A simple potato extract could potentially reduce weight gain, thereby countering obesity and type 2 diabetes, according to a new study. The research, conducted by scientists at McGill University, found that the polyphenols in potatoes reduced weight gain in a group of mice. The mice were fed with an obesity-inducing diet for ten weeks. The mice weighed an average of 25 grams at the beginning of the study, and quickly gained an average of 16 grams. However, the mice that were fed exactly the same diet but with the potato extract didn't gain nearly as much weight: only seven grams were put on by these mice, on average. Obesity increases the risk of a number of conditions, including type 2 diabetes, cardiovascular disease, and cancer. Although the results of this study are promising, they are only a first step. It takes 30 potatoes to get the required daily dose of the extract. Eating 30 potatoes would be a massive intake of calories, and not at all advisable. The researchers hope that the extract could be made available as a dietary supplement or cooking ingredient. Moreover, the study was only conducted on mice. Clinical trials on humans will need to be carried out to assess the viability of the research, even though mice and humans metabolise food in similar ways. Professor Luis Agellon, one of the study's authors, said: "We were astonished by the results. We thought this can't be right - in fact, we ran the experiment again using a different batch of extract prepared from potatoes grown in another season, just to be certain."
Sugar worse than salt for increasing blood pressure, study suggests

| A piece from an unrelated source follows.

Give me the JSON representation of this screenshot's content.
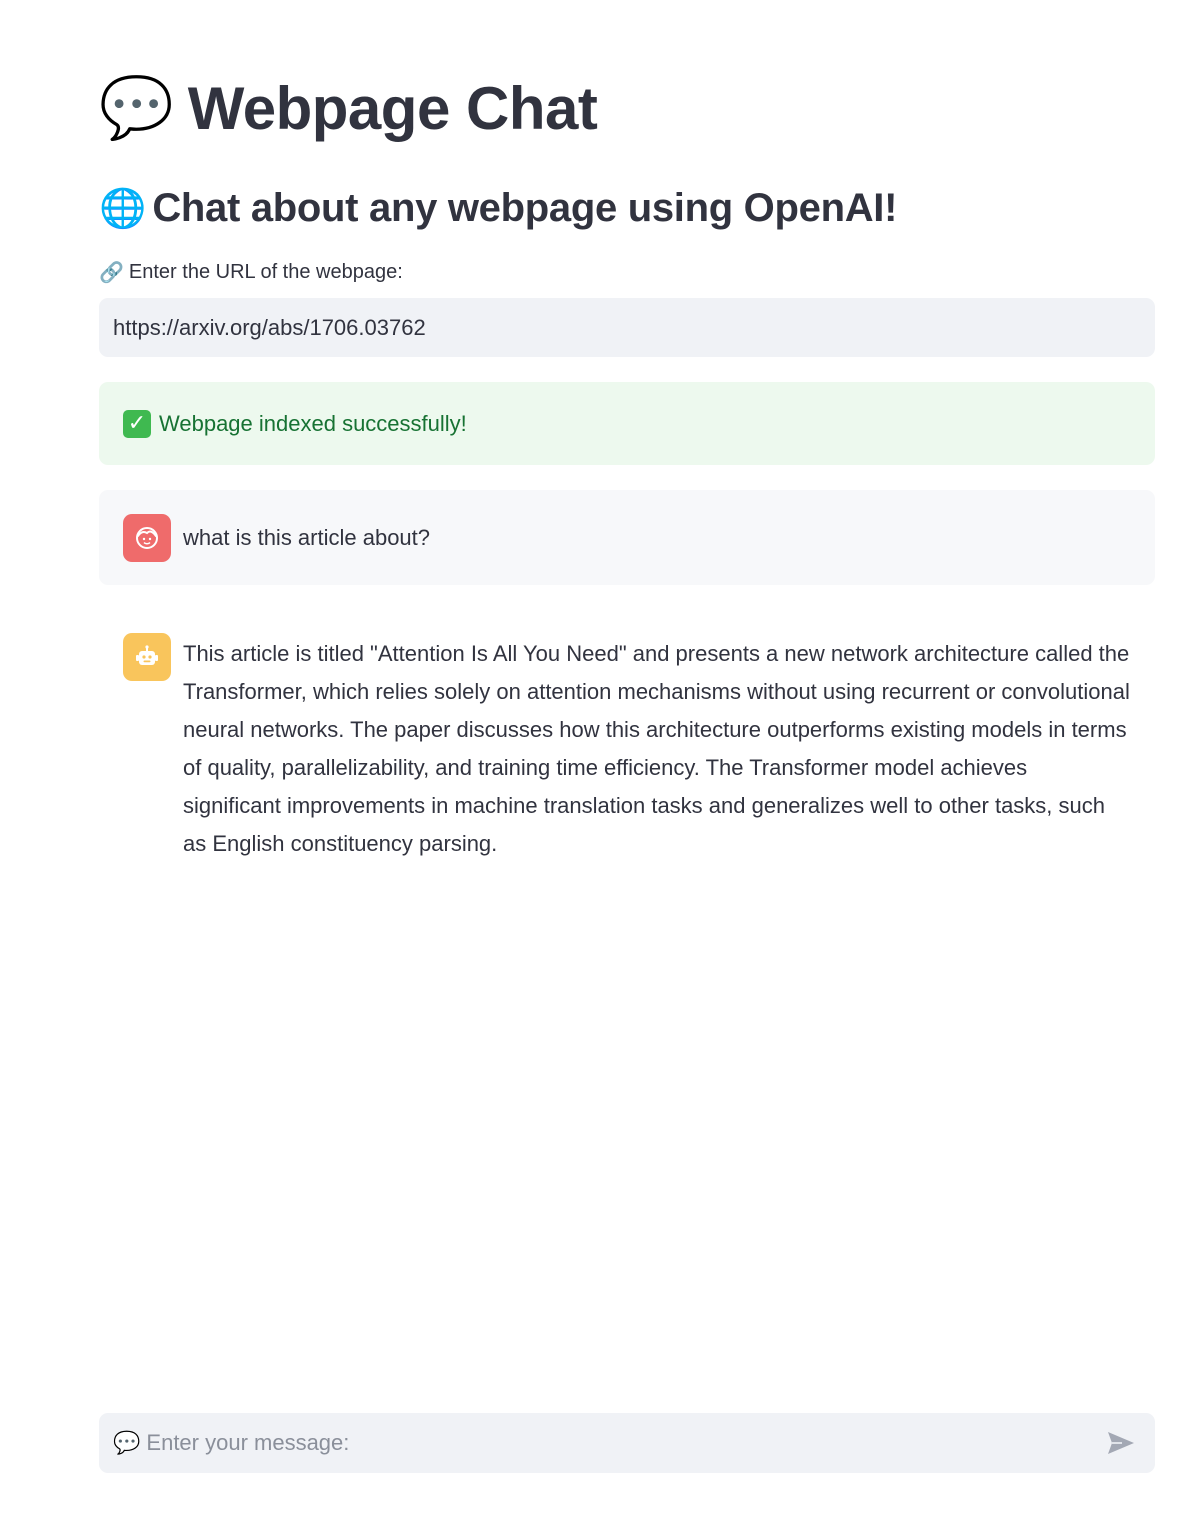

Sugar is worse than salt for increasing blood pressure and the risk of cardiovascular disease, new research suggests. The study, published in the online journal Open Heart, suggests that the benefits of reducing salt intake in order to lower blood pressure are "debatable", and recommends that dietary guidelines focus on reducing sugar rather than salt. High blood pressure is a key risk factor in the development of heart disease, stroke, and other complications associated with diabetes. The authors, Dr. James DiNicolantonio and Dr. Sean C. Lucan, said: "Sugar may be much more meaningfully related to blood pressure than sodium, as suggested by a greater magnitude of effect with dietary manipulation. "Compelling evidence from basic science, population studies, and clinical trials implicates sugars, and particular the monosaccharide fructose, as playing a major role in the development of hypertension. "Moreover, evidence suggests that sugars in general, and fructose in particular, may contribute to overall cardiovascular risk through a variety of mechanisms." A number of academics and medical experts have dismissed the study, claiming that the research has been over-exaggerated and not based on any new evidence. Tom Sanders, Professor of Emeritus of Nutrition and Dietetics at King's College London, said: "In my opinion the effects of added sugars are exaggerated in this article. Cutting salt intake and losing weight will lower blood pressure, but the evidence for a direct effect of added sugar is tenuous. "As far as I am aware there is no evidence to show that blood pressure is lowered when sugar-sweetened beverages are replacing by artificial sweeteners."